With this program, children coming to a local recreation center for a meal also participate in learning opportunities, physical activity games and nutrition education.
Orchard Park is one of six parks and recreation sites offering the program in Wichita, and on this morning the children started the day by going outside to water the garden where they've planted everything from tomatoes and okra to squash and cucumbers. The children marveled at how fast the plants were growing, and several commented that, until they got to plant their own vegetables, they had only ever seen these foods at the grocery store. Now, they were growing their own.
Next, it was time for the children to get some exercise, and as music played, Cantayre, a personal fitness trainer on staff at Orchard Park, led the students in a series of exercises, including everything from jumping jacks and lunges to jogging in place and dancing.
"This is my favorite part," said Bradley, 8. "I don't like sitting still, so I like getting up and moving. It's not boring!"
The other children seemed to feel the same way, as yelling and laughing filled the room. According to Mark Lowry, director of the Orchard Park Recreation Center, this type of energy comes from the children each day.
"One of the biggest challenges we have is keeping our programming interesting throughout the summer months," Lowry said. "That's what's so great about this program. The kids don't just come to eat and leave. They're here for an extended time because there's something new to do each day; something new to learn. They keep coming back for more."
Once the music stopped, it was time for the children to take their seats for another favorite activity: nutrition education with the OrganWise Guys. The OrganWise Guys curriculum features stuffed puppets shaped like organs, with names like the Kidney Brothers and Hardy Heart. The lesson this morning was about the importance of eating fruit, with a focus on tropical fruit as the "food of the month."
As Cantayre explained to the children that they would be trying pineapple, mango, kiwi and papaya, staff members brought around cups to each of the students with samples of the fruits.
"When I was their age, I don't think I would have ever tried any of those, except maybe pineapple," Cantayre said. "This is showing them how many different healthy options there are, whether it's fruit, like today, or the vegetables we're growing in the garden. It gives them a chance to try something new, and the tastings keep the curriculum interesting and hands-on."

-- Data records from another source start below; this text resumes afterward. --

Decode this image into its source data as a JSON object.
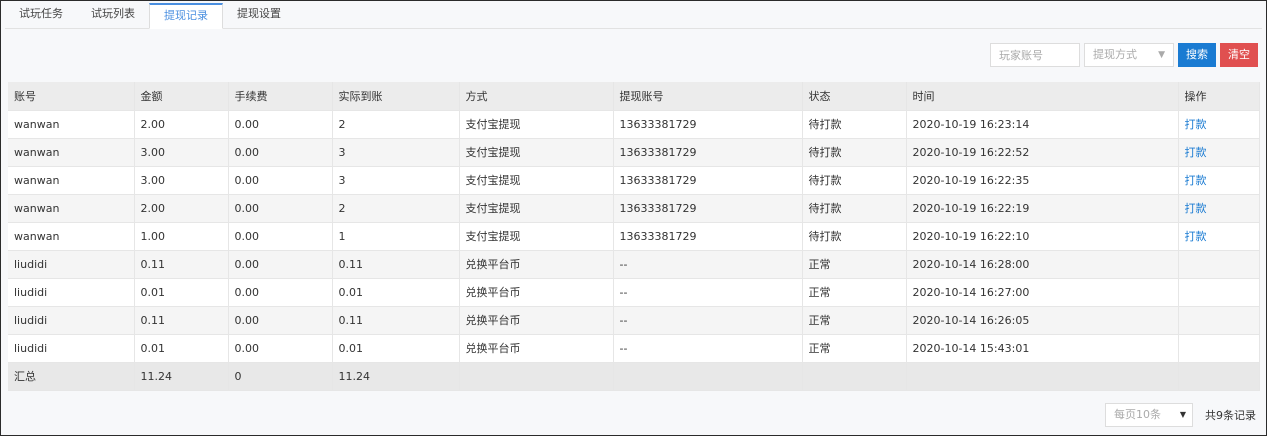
{
  "tabs": [
    {
      "label": "试玩任务"
    },
    {
      "label": "试玩列表"
    },
    {
      "label": "提现记录"
    },
    {
      "label": "提现设置"
    }
  ],
  "active_tab": 2,
  "toolbar": {
    "player_account_placeholder": "玩家账号",
    "withdraw_method_placeholder": "提现方式",
    "search_label": "搜索",
    "clear_label": "清空"
  },
  "table": {
    "headers": [
      "账号",
      "金额",
      "手续费",
      "实际到账",
      "方式",
      "提现账号",
      "状态",
      "时间",
      "操作"
    ],
    "rows": [
      [
        "wanwan",
        "2.00",
        "0.00",
        "2",
        "支付宝提现",
        "13633381729",
        "待打款",
        "2020-10-19 16:23:14",
        "打款"
      ],
      [
        "wanwan",
        "3.00",
        "0.00",
        "3",
        "支付宝提现",
        "13633381729",
        "待打款",
        "2020-10-19 16:22:52",
        "打款"
      ],
      [
        "wanwan",
        "3.00",
        "0.00",
        "3",
        "支付宝提现",
        "13633381729",
        "待打款",
        "2020-10-19 16:22:35",
        "打款"
      ],
      [
        "wanwan",
        "2.00",
        "0.00",
        "2",
        "支付宝提现",
        "13633381729",
        "待打款",
        "2020-10-19 16:22:19",
        "打款"
      ],
      [
        "wanwan",
        "1.00",
        "0.00",
        "1",
        "支付宝提现",
        "13633381729",
        "待打款",
        "2020-10-19 16:22:10",
        "打款"
      ],
      [
        "liudidi",
        "0.11",
        "0.00",
        "0.11",
        "兑换平台币",
        "--",
        "正常",
        "2020-10-14 16:28:00",
        ""
      ],
      [
        "liudidi",
        "0.01",
        "0.00",
        "0.01",
        "兑换平台币",
        "--",
        "正常",
        "2020-10-14 16:27:00",
        ""
      ],
      [
        "liudidi",
        "0.11",
        "0.00",
        "0.11",
        "兑换平台币",
        "--",
        "正常",
        "2020-10-14 16:26:05",
        ""
      ],
      [
        "liudidi",
        "0.01",
        "0.00",
        "0.01",
        "兑换平台币",
        "--",
        "正常",
        "2020-10-14 15:43:01",
        ""
      ]
    ],
    "summary": [
      "汇总",
      "11.24",
      "0",
      "11.24",
      "",
      "",
      "",
      "",
      ""
    ]
  },
  "pager": {
    "page_size_label": "每页10条",
    "total_label": "共9条记录"
  }
}
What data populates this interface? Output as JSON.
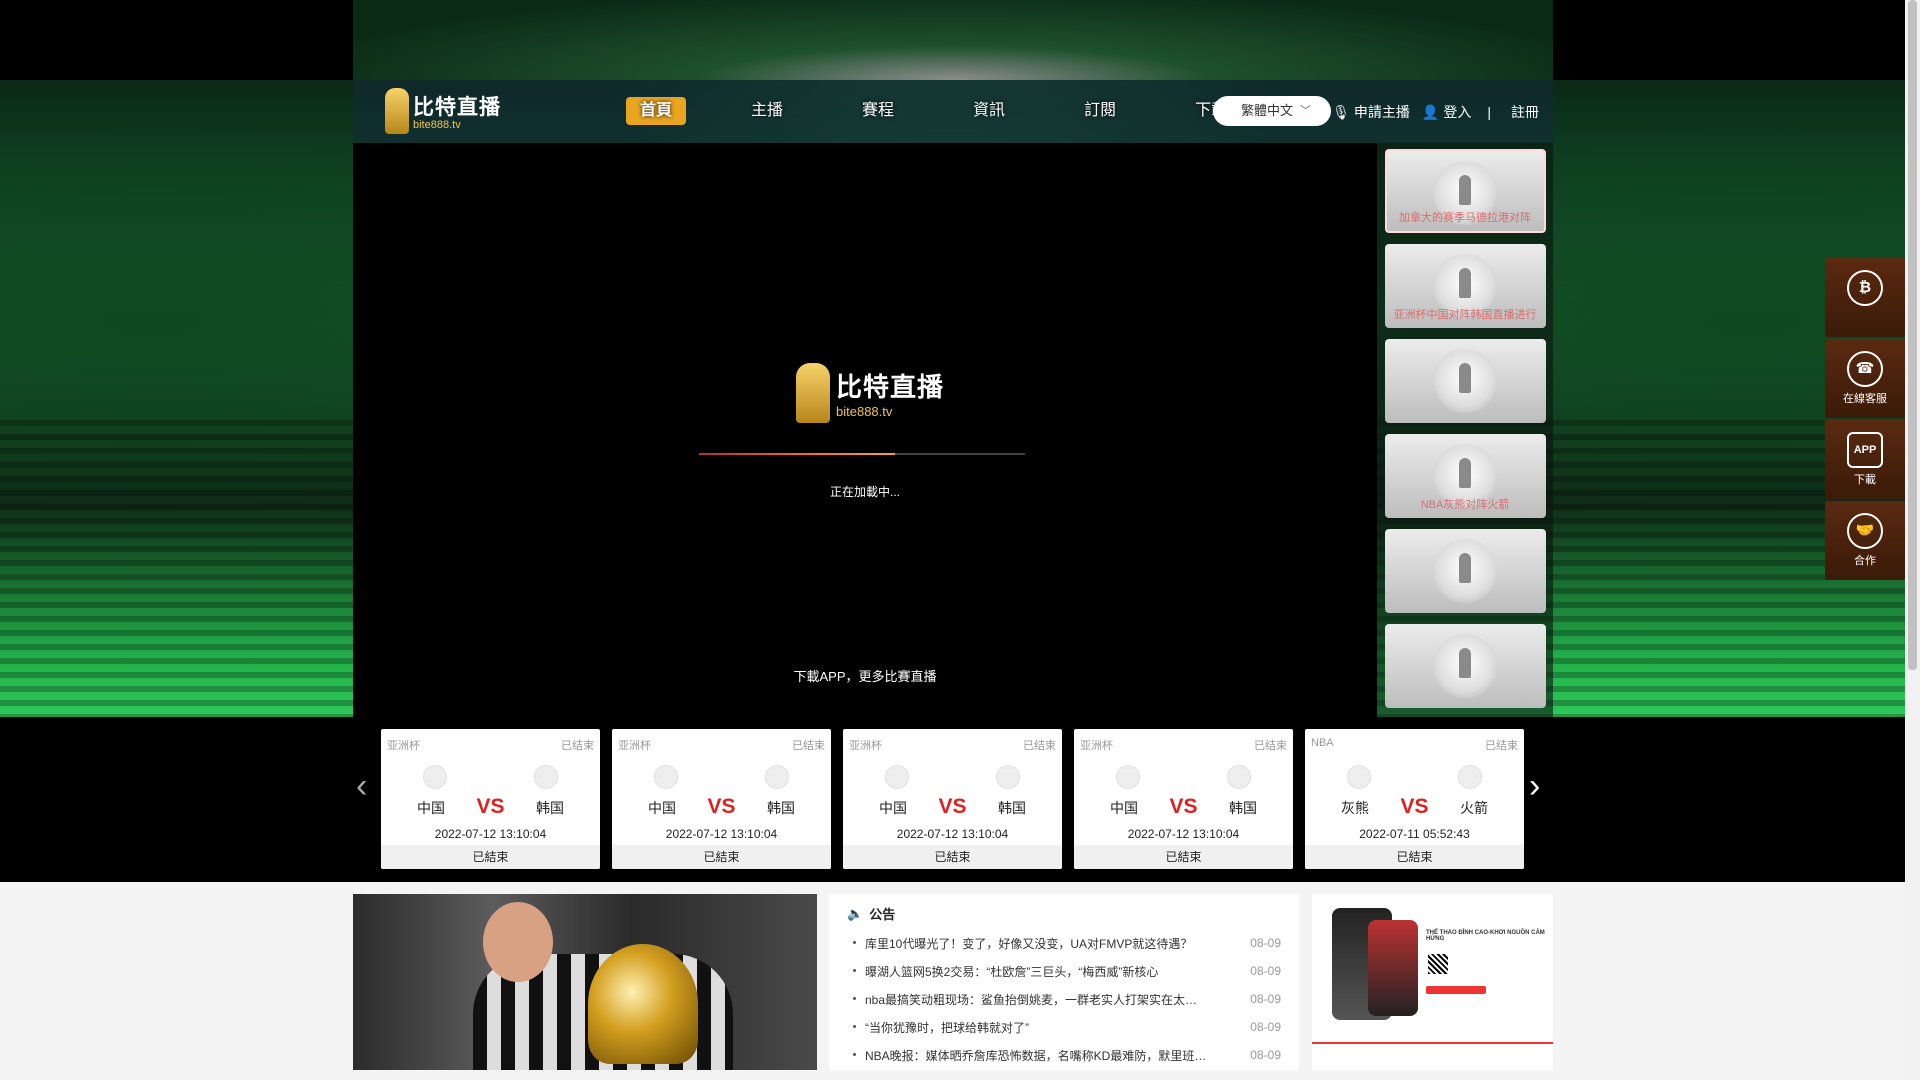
{
  "header": {
    "logo": {
      "cn": "比特直播",
      "en": "bite888.tv"
    },
    "nav": [
      {
        "label": "首頁",
        "active": true
      },
      {
        "label": "主播"
      },
      {
        "label": "賽程"
      },
      {
        "label": "資訊"
      },
      {
        "label": "訂閱"
      },
      {
        "label": "下載APP"
      }
    ],
    "language": "繁體中文",
    "apply_host": "申請主播",
    "login": "登入",
    "separator": "|",
    "register": "註冊"
  },
  "video": {
    "loading_text": "正在加載中...",
    "bottom_text": "下載APP，更多比賽直播",
    "progress_percent": 60
  },
  "sidelist": {
    "items": [
      {
        "name": "加拿大的赛季马德拉港对阵"
      },
      {
        "name": "亚洲杯中国对阵韩国直播进行"
      },
      {
        "name": ""
      },
      {
        "name": "NBA灰熊对阵火箭"
      },
      {
        "name": ""
      },
      {
        "name": ""
      }
    ]
  },
  "floaters": [
    {
      "label": "",
      "icon": "bitcoin-cup-icon"
    },
    {
      "label": "在線客服",
      "icon": "headset-icon"
    },
    {
      "label": "下載",
      "icon": "app-icon"
    },
    {
      "label": "合作",
      "icon": "handshake-icon"
    }
  ],
  "matches": [
    {
      "league": "亚洲杯",
      "status_top": "已结束",
      "home": "中国",
      "away": "韩国",
      "vs": "VS",
      "time": "2022-07-12 13:10:04",
      "status": "已結束"
    },
    {
      "league": "亚洲杯",
      "status_top": "已结束",
      "home": "中国",
      "away": "韩国",
      "vs": "VS",
      "time": "2022-07-12 13:10:04",
      "status": "已結束"
    },
    {
      "league": "亚洲杯",
      "status_top": "已结束",
      "home": "中国",
      "away": "韩国",
      "vs": "VS",
      "time": "2022-07-12 13:10:04",
      "status": "已結束"
    },
    {
      "league": "亚洲杯",
      "status_top": "已结束",
      "home": "中国",
      "away": "韩国",
      "vs": "VS",
      "time": "2022-07-12 13:10:04",
      "status": "已結束"
    },
    {
      "league": "NBA",
      "status_top": "已结束",
      "home": "灰熊",
      "away": "火箭",
      "vs": "VS",
      "time": "2022-07-11 05:52:43",
      "status": "已結束"
    }
  ],
  "notice": {
    "title": "公告",
    "items": [
      {
        "text": "库里10代曝光了！变了，好像又没变，UA对FMVP就这待遇？",
        "date": "08-09"
      },
      {
        "text": "曝湖人篮网5换2交易：“杜欧詹”三巨头，“梅西威”新核心",
        "date": "08-09"
      },
      {
        "text": "nba最搞笑动粗现场：鲨鱼抬倒姚麦，一群老实人打架实在太有意思了",
        "date": "08-09"
      },
      {
        "text": "“当你犹豫时，把球给韩就对了”",
        "date": "08-09"
      },
      {
        "text": "NBA晚报：媒体晒乔詹库恐怖数据，名嘴称KD最难防，默里班切斯特",
        "date": "08-09"
      }
    ]
  },
  "app_ad": {
    "headline": "THỂ THAO ĐỈNH CAO-KHƠI NGUỒN CẢM HỨNG"
  }
}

While Cantayre talked, the children began trying the different fruits. One boy said he liked the pineapple best, while his friend said they were all good, but he still liked apples and oranges more. For Jeannette, 8, there was a clear-cut winner out of the fruits she tried that day.
"My favorite is the mango," she said. "I like it because it tastes good and it's all juicy."
While everyone agrees it's important for the children to be exposed to gardening, physical activity and nutrition this summer, the success of the Serving Kansas Communities program in Wichita and other communities is also dependent on whether the children retain the information and use it to establish healthy habits from an early age. Cantayre believes that is already happening.
"I've had so many parents come up to me when they drop the kids off, and they always comment on how their kid told them about what Hardy Heart said or about how important it is to get exercise," she said. "I hope that means they're retaining the information and want to stay healthy and active. They seem to enjoy it while they're here, so I think they'll use the nutrition information and the exercise patterns as they get older."